◆ **WHAT YOU NEED TO DO**
Write out each line of the material below once more, exactly as it appears.
_____
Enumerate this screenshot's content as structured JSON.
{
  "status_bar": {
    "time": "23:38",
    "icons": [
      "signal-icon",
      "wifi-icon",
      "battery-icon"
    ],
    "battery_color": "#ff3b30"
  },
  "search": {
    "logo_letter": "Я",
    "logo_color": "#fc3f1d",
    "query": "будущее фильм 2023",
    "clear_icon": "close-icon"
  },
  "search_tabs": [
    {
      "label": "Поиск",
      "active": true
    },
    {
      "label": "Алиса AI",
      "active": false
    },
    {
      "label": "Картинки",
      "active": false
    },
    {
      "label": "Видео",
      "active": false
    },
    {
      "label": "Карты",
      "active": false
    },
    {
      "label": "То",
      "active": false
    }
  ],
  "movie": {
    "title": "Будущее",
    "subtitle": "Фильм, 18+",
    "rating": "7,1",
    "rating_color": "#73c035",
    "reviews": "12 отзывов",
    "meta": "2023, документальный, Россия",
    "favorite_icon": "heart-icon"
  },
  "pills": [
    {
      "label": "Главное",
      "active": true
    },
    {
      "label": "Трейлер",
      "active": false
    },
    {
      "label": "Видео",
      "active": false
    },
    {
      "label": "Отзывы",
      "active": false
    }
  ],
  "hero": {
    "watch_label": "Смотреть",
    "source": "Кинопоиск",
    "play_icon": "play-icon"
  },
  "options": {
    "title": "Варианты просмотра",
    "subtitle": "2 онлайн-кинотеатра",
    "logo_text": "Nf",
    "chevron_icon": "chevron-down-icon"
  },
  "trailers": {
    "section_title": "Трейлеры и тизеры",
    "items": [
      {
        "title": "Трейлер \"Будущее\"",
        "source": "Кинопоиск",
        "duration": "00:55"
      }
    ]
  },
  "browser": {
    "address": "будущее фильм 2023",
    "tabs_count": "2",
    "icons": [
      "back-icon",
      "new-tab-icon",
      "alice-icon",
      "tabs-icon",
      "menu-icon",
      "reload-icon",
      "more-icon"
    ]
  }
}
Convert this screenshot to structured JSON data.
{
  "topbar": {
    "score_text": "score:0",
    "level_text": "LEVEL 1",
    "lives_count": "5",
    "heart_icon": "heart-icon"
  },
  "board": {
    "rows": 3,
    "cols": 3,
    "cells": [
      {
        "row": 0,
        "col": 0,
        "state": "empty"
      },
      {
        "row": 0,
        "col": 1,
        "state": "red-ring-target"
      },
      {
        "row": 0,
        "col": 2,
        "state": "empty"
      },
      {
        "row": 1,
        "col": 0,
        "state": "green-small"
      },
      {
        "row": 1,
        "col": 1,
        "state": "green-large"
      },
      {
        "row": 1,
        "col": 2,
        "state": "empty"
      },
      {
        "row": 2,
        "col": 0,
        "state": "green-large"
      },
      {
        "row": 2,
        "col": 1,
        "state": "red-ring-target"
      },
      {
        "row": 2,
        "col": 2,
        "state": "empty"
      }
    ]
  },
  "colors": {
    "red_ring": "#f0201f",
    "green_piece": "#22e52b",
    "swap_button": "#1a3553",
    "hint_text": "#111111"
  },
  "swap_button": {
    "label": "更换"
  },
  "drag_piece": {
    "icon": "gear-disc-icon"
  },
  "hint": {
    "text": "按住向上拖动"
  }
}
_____
◆ **RESPONSE AREA**
Enumerate this screenshot's content as structured JSON.
{
  "status_bar": {
    "time": "23:38",
    "icons": [
      "signal-icon",
      "wifi-icon",
      "battery-icon"
    ],
    "battery_color": "#ff3b30"
  },
  "search": {
    "logo_letter": "Я",
    "logo_color": "#fc3f1d",
    "query": "будущее фильм 2023",
    "clear_icon": "close-icon"
  },
  "search_tabs": [
    {
      "label": "Поиск",
      "active": true
    },
    {
      "label": "Алиса AI",
      "active": false
    },
    {
      "label": "Картинки",
      "active": false
    },
    {
      "label": "Видео",
      "active": false
    },
    {
      "label": "Карты",
      "active": false
    },
    {
      "label": "То",
      "active": false
    }
  ],
  "movie": {
    "title": "Будущее",
    "subtitle": "Фильм, 18+",
    "rating": "7,1",
    "rating_color": "#73c035",
    "reviews": "12 отзывов",
    "meta": "2023, документальный, Россия",
    "favorite_icon": "heart-icon"
  },
  "pills": [
    {
      "label": "Главное",
      "active": true
    },
    {
      "label": "Трейлер",
      "active": false
    },
    {
      "label": "Видео",
      "active": false
    },
    {
      "label": "Отзывы",
      "active": false
    }
  ],
  "hero": {
    "watch_label": "Смотреть",
    "source": "Кинопоиск",
    "play_icon": "play-icon"
  },
  "options": {
    "title": "Варианты просмотра",
    "subtitle": "2 онлайн-кинотеатра",
    "logo_text": "Nf",
    "chevron_icon": "chevron-down-icon"
  },
  "trailers": {
    "section_title": "Трейлеры и тизеры",
    "items": [
      {
        "title": "Трейлер \"Будущее\"",
        "source": "Кинопоиск",
        "duration": "00:55"
      }
    ]
  },
  "browser": {
    "address": "будущее фильм 2023",
    "tabs_count": "2",
    "icons": [
      "back-icon",
      "new-tab-icon",
      "alice-icon",
      "tabs-icon",
      "menu-icon",
      "reload-icon",
      "more-icon"
    ]
  }
}
Convert this screenshot to structured JSON data.
{
  "topbar": {
    "score_text": "score:0",
    "level_text": "LEVEL 1",
    "lives_count": "5",
    "heart_icon": "heart-icon"
  },
  "board": {
    "rows": 3,
    "cols": 3,
    "cells": [
      {
        "row": 0,
        "col": 0,
        "state": "empty"
      },
      {
        "row": 0,
        "col": 1,
        "state": "red-ring-target"
      },
      {
        "row": 0,
        "col": 2,
        "state": "empty"
      },
      {
        "row": 1,
        "col": 0,
        "state": "green-small"
      },
      {
        "row": 1,
        "col": 1,
        "state": "green-large"
      },
      {
        "row": 1,
        "col": 2,
        "state": "empty"
      },
      {
        "row": 2,
        "col": 0,
        "state": "green-large"
      },
      {
        "row": 2,
        "col": 1,
        "state": "red-ring-target"
      },
      {
        "row": 2,
        "col": 2,
        "state": "empty"
      }
    ]
  },
  "colors": {
    "red_ring": "#f0201f",
    "green_piece": "#22e52b",
    "swap_button": "#1a3553",
    "hint_text": "#111111"
  },
  "swap_button": {
    "label": "更换"
  },
  "drag_piece": {
    "icon": "gear-disc-icon"
  },
  "hint": {
    "text": "按住向上拖动"
  }
}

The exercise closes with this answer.